Norton is named after Dr. Daniel Norton, and is similar in taste and smell to its European cousins. It’s a tough grape and can survive harsh weather conditions and was resistant to diseases that many French varietals would succumb to when brought into this country.

These all-American Norton wines had soon after become renowned in Europe (during the 1873 Vienna World Exposition a Norton from Hermann, Missouri won a gold medal), served at the White House, and enjoyed by many until 1920 when Prohibition forced farmers to rip up their Norton vines (along with Cabernet and Merlot vines) and plant table grapes (Concord) in their place.

During Prohibition, people secretly drank wines that came from other countries, and that did not include Norton, so when the 18th Amendment was repealed in 1933 by the ratification of the 21st Amendment, Norton was rarely planted.

After 56 years, Norton was more or less forgotten about until a man named Dennis Horton bought some land in Virginia he would dedicate to the planting of Norton for winemaking. Since then, Norton has slowly been making a comeback. In the states of Virginia (the largest single planting of Norton in the world is 69 acres at Chrysalis Vineyards in Middleburg, VA), in Missouri where it had first become popular, and even in California. In 2009, Riedel jumped on the bandwagon and created a glass specifically for wine made from the Norton grape!

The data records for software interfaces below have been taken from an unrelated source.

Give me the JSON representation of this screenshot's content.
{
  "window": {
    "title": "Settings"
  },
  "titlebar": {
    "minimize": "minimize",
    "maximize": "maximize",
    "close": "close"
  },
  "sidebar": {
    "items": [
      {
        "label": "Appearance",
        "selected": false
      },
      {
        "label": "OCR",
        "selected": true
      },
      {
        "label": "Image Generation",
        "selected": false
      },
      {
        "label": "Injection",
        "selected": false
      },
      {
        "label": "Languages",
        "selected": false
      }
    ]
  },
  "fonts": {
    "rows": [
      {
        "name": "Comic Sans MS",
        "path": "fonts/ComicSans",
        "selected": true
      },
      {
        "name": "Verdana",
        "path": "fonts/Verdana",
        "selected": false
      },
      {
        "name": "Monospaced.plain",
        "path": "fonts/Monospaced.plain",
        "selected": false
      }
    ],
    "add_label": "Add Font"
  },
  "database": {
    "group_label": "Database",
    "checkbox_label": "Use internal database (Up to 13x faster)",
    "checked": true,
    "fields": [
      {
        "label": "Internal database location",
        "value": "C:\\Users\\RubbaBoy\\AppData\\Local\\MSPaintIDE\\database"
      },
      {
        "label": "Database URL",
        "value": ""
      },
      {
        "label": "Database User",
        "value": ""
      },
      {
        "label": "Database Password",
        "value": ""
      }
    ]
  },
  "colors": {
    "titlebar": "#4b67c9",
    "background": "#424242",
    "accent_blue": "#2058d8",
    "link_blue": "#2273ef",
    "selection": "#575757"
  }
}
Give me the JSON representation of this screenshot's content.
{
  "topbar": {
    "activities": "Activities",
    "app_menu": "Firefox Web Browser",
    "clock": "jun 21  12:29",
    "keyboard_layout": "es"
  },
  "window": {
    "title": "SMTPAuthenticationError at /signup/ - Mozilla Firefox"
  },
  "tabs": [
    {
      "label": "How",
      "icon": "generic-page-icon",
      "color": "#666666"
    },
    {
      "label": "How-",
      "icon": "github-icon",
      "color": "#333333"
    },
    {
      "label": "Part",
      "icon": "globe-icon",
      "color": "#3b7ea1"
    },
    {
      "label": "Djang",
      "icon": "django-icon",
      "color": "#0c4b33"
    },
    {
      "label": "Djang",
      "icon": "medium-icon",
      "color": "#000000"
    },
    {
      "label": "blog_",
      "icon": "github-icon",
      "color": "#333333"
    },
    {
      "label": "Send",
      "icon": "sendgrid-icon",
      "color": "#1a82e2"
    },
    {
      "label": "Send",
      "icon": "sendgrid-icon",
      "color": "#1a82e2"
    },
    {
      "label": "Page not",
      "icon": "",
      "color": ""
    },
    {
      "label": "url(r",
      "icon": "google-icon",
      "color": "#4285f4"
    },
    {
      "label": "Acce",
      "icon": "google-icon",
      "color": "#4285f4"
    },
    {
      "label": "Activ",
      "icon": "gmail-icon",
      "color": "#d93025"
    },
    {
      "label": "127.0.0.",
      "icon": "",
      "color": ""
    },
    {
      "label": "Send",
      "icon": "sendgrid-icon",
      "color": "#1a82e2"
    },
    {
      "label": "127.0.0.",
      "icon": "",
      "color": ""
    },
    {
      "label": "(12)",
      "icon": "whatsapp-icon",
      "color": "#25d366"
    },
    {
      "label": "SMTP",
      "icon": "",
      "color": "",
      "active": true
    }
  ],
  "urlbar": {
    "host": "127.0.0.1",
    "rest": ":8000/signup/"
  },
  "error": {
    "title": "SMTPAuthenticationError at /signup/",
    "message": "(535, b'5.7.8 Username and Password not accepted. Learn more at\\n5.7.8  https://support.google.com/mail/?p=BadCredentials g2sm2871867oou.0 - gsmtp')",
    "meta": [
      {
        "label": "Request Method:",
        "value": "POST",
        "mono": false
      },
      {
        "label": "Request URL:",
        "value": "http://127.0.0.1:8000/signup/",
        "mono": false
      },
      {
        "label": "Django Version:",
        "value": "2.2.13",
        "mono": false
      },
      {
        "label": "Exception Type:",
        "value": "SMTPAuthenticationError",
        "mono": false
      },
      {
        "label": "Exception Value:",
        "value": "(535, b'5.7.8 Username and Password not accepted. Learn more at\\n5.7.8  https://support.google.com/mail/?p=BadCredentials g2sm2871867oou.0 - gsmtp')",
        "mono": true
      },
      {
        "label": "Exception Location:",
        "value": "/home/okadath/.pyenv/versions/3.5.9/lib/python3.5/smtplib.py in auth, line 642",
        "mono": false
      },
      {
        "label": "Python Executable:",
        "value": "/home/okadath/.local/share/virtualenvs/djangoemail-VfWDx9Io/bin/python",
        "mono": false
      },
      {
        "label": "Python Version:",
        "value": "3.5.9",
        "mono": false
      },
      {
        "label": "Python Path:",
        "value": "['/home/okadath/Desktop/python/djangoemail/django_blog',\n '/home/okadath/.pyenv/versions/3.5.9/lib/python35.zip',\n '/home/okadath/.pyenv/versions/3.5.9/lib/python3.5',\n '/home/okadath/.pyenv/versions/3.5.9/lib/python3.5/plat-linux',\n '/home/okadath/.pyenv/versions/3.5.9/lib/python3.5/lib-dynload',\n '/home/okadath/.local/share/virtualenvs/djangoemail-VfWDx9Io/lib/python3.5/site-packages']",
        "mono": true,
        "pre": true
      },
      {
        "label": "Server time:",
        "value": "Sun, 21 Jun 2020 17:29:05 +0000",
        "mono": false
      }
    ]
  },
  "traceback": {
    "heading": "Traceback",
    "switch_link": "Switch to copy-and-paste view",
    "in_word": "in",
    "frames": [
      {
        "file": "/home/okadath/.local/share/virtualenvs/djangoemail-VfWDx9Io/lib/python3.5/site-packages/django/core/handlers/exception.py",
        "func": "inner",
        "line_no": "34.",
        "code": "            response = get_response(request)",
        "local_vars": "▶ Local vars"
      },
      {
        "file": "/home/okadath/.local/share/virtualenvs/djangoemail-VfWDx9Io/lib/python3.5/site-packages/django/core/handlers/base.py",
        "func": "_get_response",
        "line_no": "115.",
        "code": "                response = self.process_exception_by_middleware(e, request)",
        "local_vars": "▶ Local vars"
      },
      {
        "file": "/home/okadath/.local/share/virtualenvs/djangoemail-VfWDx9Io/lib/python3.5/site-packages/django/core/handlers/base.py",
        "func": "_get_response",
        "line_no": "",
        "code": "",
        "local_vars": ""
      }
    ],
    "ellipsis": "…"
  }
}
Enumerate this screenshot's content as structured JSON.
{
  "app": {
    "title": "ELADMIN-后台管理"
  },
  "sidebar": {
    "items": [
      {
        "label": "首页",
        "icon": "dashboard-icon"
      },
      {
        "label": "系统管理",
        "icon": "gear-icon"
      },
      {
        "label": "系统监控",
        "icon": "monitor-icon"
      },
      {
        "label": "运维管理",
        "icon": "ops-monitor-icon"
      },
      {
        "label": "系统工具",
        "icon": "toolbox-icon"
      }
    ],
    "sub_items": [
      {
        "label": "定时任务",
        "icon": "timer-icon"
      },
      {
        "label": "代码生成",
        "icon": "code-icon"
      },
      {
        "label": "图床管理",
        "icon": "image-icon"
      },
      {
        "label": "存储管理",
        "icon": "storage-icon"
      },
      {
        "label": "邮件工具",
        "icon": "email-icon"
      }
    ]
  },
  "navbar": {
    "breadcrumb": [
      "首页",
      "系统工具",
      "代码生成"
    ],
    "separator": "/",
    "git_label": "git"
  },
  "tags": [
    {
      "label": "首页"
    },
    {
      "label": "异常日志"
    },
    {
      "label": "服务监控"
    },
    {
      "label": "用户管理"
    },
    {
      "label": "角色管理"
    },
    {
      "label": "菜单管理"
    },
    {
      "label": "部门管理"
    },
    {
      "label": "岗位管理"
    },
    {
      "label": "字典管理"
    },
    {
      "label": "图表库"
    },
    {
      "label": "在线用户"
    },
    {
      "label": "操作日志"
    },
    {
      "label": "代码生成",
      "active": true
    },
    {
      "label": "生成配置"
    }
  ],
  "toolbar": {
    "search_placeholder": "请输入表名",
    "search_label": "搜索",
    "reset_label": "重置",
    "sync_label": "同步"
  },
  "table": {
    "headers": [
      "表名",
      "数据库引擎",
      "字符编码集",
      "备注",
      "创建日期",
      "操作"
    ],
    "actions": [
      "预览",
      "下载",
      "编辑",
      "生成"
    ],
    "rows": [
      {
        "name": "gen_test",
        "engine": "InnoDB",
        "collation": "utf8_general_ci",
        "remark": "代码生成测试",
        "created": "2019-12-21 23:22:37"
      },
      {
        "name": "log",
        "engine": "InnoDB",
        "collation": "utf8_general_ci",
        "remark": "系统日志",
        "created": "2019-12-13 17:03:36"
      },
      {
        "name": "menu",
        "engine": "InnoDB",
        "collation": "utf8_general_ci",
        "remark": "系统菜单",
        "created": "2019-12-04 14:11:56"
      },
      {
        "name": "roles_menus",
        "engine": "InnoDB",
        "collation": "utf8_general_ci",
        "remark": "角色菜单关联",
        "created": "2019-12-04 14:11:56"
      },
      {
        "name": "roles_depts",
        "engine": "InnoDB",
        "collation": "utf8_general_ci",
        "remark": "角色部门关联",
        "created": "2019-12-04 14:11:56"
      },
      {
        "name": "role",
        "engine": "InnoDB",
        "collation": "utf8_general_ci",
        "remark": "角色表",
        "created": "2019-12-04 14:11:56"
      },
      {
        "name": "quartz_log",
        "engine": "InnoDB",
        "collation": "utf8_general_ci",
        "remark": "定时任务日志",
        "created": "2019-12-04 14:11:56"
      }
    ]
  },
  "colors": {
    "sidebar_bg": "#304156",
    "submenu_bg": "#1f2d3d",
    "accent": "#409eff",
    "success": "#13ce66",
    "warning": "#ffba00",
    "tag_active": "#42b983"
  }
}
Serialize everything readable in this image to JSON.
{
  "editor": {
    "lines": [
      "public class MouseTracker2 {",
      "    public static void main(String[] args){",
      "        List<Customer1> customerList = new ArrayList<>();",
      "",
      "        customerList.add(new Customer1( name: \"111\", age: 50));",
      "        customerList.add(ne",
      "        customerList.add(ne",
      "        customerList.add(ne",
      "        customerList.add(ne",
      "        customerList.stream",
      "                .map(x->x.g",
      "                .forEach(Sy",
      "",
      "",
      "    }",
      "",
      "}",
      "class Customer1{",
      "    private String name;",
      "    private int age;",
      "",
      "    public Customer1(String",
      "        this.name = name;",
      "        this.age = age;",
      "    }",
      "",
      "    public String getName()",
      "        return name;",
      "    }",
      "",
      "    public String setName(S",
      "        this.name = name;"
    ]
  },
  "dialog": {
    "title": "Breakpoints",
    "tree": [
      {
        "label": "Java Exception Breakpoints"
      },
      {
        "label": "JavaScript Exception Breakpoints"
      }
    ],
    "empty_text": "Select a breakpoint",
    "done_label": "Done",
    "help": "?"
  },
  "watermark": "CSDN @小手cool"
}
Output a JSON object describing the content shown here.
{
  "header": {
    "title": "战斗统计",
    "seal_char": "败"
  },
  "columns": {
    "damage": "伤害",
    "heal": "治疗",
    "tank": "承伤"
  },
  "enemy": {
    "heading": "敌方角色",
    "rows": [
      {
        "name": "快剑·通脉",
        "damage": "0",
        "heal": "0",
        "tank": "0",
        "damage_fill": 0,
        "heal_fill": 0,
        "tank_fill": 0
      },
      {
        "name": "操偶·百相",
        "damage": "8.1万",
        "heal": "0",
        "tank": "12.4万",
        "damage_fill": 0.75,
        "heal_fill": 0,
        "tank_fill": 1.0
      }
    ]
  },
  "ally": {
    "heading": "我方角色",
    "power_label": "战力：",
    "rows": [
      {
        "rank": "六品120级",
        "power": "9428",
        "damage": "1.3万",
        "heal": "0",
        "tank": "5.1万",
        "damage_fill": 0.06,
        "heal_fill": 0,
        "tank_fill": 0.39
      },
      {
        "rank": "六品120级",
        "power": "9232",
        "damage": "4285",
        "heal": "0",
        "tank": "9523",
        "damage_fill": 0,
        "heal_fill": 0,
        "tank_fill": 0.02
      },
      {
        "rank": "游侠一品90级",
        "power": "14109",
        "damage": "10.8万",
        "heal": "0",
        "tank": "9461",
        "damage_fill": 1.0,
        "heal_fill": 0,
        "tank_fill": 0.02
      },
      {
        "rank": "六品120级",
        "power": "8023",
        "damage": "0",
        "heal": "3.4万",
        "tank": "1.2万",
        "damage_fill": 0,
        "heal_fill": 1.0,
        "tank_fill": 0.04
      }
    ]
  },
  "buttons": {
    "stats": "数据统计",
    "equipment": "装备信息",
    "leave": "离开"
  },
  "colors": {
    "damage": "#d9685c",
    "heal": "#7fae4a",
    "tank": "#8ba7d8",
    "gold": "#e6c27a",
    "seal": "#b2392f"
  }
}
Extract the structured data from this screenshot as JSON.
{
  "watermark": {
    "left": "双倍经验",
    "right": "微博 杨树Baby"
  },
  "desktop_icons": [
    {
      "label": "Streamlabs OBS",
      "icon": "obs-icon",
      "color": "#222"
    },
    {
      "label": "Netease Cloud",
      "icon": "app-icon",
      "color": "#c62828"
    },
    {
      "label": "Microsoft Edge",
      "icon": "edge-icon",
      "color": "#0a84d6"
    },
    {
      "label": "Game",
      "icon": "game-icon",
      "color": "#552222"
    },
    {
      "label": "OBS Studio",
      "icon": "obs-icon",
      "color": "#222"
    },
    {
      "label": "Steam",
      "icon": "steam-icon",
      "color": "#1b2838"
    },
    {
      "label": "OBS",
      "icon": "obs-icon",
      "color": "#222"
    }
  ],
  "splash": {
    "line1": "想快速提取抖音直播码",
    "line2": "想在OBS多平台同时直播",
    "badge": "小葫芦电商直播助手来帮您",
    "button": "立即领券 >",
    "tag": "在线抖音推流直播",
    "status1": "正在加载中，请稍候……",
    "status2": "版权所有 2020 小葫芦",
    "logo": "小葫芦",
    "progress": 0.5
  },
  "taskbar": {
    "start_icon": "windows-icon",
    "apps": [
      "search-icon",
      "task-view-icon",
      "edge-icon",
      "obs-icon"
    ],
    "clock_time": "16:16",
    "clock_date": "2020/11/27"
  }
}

The bottle of Norton pictured above was produced by Heringer Estates in Clarksburg, California, just south of Sacramento. We received it as a wedding present from a friend back in September and had the chance to open it just the other night. Heringer Estates only has 5 acres of Norton, but manages to produce such a beautiful wine with their crop. It’s a very dry wine, yet somehow it’s got a luscious raisin flavor and aroma. Pretty mouthwatering.

Curious to try? You can buy Norton directly online from Heringer Estates here. Cheers!


A Duo of Delightful Wines to Try

One benefit of having this website is that I am often sent complimentary bottles of wine to try so that I will write about them and give my opinion. It makes my job even easier when I actually like the wine and am enthusiastic about recommending it!

This was such the case with the pair of wines I present to you in this post: a bottle of Vivanco Tempranillo Blanco, and a bottle of Vivanco Tempranillo Garnacha.

I was highly intrigued by the Tempranillo Blanco, because though I have had my fair share of Tempranillos (red wine) I had never tasted a white one. This wine is actually a blend of 60% Viura, 20% Malvasia, 20% Tempranillo Blanco. It is entirely fermented in stainless steel, which makes this wine fruitfully crisp. I would recommend this wine as a starter glass with appetizers such as cheese, or other tapas of some sort–Tortilla Española and Gambas al Ajillo come to mind. I was really impressed with the wine’s quality vs. the price. If you care to know, the wine scored 89 points in Wine Spectator. You can find Vivanco Tempranilla Blanco online here. As I write this, it’s only $9.99 per bottle. Wine.com also sells it, but they are currently out of stock.

The second wine I tried was the Vivanco Tempranillo Garnacha. The wine is a blend of 85% Tempranillo, and 15% Garnacha. It’s a true deep pink versus a pale salmon color, but it is still a dry wine (as sometimes a darker color can indicate a sweeter rosé). This rosé is made using a method called “free-run”, a term used to describe the release of juice from the grapes (after they are harvested) as a result of the weight of being stacked on one another (and before any pressure is applied to crush them). This is a good wine to enjoy with tapenade or a salade Niçoise, paella, and grilled chicken or fish. It also scored 89 points in Wine Spectator. You can find the Vivanco Tempranillo Garnacha online here. As I write this, it’s only $8.99 per bottle.


You can find Vivanco Wines on Facebook here, follow them on Twitter here, and on Instagram here.

*I was sent these two complimentary bottles of wine so that I might share my thoughts about them with my readers. Photos of the wine and opinions on the wine are my own.